At the same time, the company already has made significant inroads in international sales with its Cobalt cab, a concept designed to offer broad customization off a standard base cab platform for non-ROPS applications such as ag equipment, roadbuilding and road maintenance machinery, railroad machines and waste management equipment.
“We have some very large customers, but one of the ways we can grow and diversify is by supporting a broad array of mid-size and low-volume OEM programs based on our customization capabilities,” said Mark Pillers, vice president, Global Cab Sales at Crenlo. “It’s really hard to do low volumes on a custom basis, so we decided the best way to serve smaller-volume customers was with an off-the-shelf product that could be significantly modified. Our mid-size customization programs are also very competitive. We don’t shy away from customization – we encourage it.”
First launched in 2013, Crenlo has since developed a second-generation version, Cobalt II, which has found success offshore, particularly in Brazil and Australia. “It’s a little narrower and meets the roading requirements in Brazil,” Pillers said. “It also has a few different features that are more suited to the market there.”
Overall, Pillers said Cobalt has struck a chord because of its adaptability. “There were some cabs we saw that were basically a larger OEM’s cab being sold to a smaller OEM,” Pillers said. “The customer would have to take parts off and paint it their color. They’d often have to find a way to cover up another company’s — even a competitor’s — logo.
“Our focus was to create something that was very flexible, that could be customized to the small OEM’s application versus converted from something else.”
The Cobalt cab incorporates all-steel construction with an e-coat/powder paint topcoat engineered to withstand harsh environments along with expansive glass areas that offer wide visibility.
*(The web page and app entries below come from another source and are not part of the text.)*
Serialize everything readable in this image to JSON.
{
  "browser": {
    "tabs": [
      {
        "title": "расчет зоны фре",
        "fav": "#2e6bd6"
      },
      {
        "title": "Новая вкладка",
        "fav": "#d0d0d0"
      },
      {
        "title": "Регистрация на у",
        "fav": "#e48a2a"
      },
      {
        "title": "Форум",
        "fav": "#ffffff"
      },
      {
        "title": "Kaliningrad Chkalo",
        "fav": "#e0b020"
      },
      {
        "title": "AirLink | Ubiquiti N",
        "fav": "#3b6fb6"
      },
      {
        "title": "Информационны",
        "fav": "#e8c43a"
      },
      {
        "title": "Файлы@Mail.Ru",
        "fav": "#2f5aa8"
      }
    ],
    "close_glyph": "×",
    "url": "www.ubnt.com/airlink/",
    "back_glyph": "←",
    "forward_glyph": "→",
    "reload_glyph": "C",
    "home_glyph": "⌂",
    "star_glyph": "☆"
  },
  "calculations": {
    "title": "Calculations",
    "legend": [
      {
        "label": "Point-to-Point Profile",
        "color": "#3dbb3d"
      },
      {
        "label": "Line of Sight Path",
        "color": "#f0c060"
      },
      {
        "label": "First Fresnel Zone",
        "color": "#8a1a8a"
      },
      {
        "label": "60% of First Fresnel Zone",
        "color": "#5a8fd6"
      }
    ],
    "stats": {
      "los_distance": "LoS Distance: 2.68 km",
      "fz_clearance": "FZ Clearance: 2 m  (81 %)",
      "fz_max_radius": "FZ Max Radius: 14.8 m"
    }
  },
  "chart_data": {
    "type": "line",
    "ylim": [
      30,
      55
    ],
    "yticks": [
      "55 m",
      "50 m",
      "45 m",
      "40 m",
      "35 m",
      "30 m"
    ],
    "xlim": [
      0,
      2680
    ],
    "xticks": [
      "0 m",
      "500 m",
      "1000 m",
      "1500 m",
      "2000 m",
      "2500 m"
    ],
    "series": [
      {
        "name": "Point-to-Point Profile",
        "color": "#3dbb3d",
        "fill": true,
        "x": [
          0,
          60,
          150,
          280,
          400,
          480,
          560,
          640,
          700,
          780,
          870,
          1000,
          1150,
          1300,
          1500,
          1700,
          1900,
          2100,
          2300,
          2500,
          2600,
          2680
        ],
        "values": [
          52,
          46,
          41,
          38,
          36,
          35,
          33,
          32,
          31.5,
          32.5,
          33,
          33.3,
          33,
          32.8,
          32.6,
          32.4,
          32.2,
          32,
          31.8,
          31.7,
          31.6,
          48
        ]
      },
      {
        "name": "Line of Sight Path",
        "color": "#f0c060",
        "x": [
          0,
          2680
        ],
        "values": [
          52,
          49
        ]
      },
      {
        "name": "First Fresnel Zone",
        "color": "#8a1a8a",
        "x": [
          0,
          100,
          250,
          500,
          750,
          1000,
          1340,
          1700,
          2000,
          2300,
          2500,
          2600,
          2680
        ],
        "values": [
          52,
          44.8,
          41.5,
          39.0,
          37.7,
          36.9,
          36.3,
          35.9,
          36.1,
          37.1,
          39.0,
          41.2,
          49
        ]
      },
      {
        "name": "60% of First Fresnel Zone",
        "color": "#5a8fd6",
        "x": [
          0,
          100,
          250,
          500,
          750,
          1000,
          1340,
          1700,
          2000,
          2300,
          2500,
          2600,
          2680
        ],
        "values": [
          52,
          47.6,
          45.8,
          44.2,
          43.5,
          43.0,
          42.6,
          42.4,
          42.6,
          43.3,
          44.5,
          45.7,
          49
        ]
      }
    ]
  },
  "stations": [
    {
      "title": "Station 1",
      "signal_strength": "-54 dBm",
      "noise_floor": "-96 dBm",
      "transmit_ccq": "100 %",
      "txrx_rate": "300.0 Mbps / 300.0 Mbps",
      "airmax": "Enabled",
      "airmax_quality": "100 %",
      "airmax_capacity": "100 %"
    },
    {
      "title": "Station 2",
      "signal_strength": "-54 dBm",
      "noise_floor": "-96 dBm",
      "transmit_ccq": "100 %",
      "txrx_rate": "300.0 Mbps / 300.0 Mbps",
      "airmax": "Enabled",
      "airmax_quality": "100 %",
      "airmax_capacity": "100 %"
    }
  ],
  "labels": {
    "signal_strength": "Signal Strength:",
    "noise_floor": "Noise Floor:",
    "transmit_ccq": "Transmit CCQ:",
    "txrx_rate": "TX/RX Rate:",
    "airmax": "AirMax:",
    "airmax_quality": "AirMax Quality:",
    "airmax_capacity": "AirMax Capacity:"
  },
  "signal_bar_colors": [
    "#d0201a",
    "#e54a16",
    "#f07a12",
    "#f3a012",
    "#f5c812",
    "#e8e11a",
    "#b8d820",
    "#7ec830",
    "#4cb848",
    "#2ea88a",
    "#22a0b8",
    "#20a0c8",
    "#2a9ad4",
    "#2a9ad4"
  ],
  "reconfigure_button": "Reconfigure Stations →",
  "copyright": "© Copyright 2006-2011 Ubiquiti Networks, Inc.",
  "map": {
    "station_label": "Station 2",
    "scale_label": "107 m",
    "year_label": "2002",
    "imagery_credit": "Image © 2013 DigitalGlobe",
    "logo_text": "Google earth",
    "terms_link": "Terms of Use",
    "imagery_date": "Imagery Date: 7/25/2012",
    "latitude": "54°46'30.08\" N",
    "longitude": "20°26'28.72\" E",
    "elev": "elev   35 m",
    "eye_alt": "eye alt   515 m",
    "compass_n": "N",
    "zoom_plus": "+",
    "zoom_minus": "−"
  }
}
Double-sealed doors can be mounted with front or rear hinges and the cab is available with adjustable telescoping mirrors, an array of halogen or LED or HID lighting and beacon options.
Inside the cab, the operator’s adjustable seat is center positioned for optimum visibility and a trainer’s seat doubles as a multiuse operator workstation. The interior also includes a tilting/telescoping steering column, stalk switch for lighting and horn controls and an integrated headliner that allows for custom placement of HVAC, lighting and audio controls.
“You can have a different door assembly, but it’s the same weldment,” said Pillers. “You can have different control configurations, different seat finishes, different air conditioning features — but it all goes in the same painted metal frame.”
The Cobalt cab is also available with a virtually infinite number of colors and individual branding space is available on the front and rear body panels, the doors, floormats, seats and steering columns.
“I came out of the machinery industry and I’m a huge fan of Cobalt and what it stands for,” said Decoo. “I came here from a large OEM and I can tell you, that brand identity meant everything to us. And the cab is one of the key touch points for brand identity.
“Cobalt is going into the smaller and very small OEMs that absolutely cannot afford to develop a cab of that caliber. They may not be able to develop their own cab, but they have the same customer expectations as far as levels of fit, finish, features and ergonomics, as with a large OEM.
“Now they’re able to get a cab that drives brand identity for them and we’re able to customize it so that they can have their own brand identity. That’s huge for the small OEMs and that’s the value we’re delivering with Cobalt and Cobalt II.”
This story appeared in the March issue of Diesel Progress. To subscribe, click here.